Sidney Joseph Perelman (PEHR-uhl-muhn), one of the most original humorists in American literature and the acknowledged master of the genre in the twentieth century, was born to Russian Jews who had come to the United States during the 1930’s. While Perelman was young the family moved to Providence, Rhode Island. Perelman’s first ambition was to become a cartoonist, and even after he entered Brown University in 1921 the bulk of his work for the college humor magazine, Brown Jug, was in the form of humorous drawings and illustrations for jokes. It was only over a period of time that his genius for comic prose emerged.

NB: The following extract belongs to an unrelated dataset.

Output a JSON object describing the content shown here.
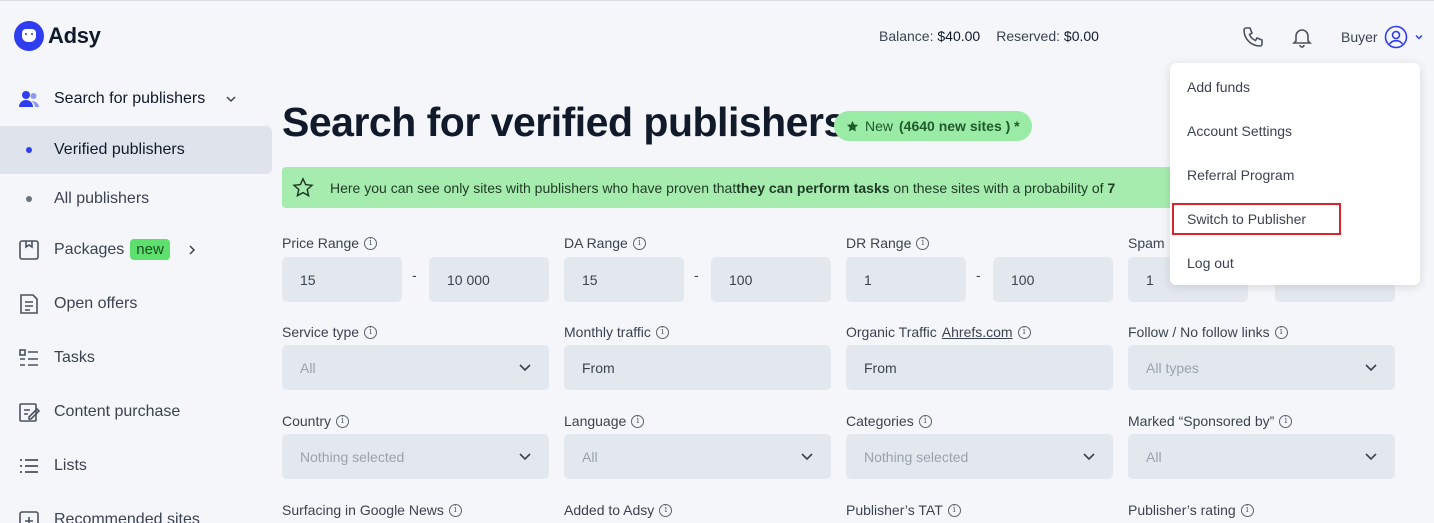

When it did, it was quickly recognized, and he was elected editor of the magazine in 1924. Perelman left Brown one year later and that same year, he began working as a cartoonist for the humor magazine Judge. Soon he began to contribute written pieces to it as well, and by 1929 he had enough material to publish his first collection, Dawn Ginsbergh’s Revenge, to favorable reviews but modest sales. Despite his precarious financial situation, Perelman on June 20, 1929, married Laura Weinstein, the sister of Nathan Weinstein, whom Perelman had known well at Brown University and who achieved his own literary fame as Nathanael West, the author of Miss Lonelyhearts (1933) and The Day of the Locust (1939).
Perelman preferred to write short fiction; the only exceptions were his stage plays and work for the motion pictures, most notably with the Marx Brothers. Perelman met the Marx Brothers in 1928, and two years later he was hired to write for them in Hollywood. Like many other authors of the period, including F. Scott Fizgerald and William Faulkner, Perelman found the monetary rewards of Hollywood irresistible, even while he loathed the philistine nature of the film colony. Despite the fact that Perelman worked on only two films for the Marx Brothers, Monkey Business and Horse Feathers, many viewers and critics have seen undeniable traces of his antic verbal humor in their movies, especially in the characters...
(The entire section is 857 words.)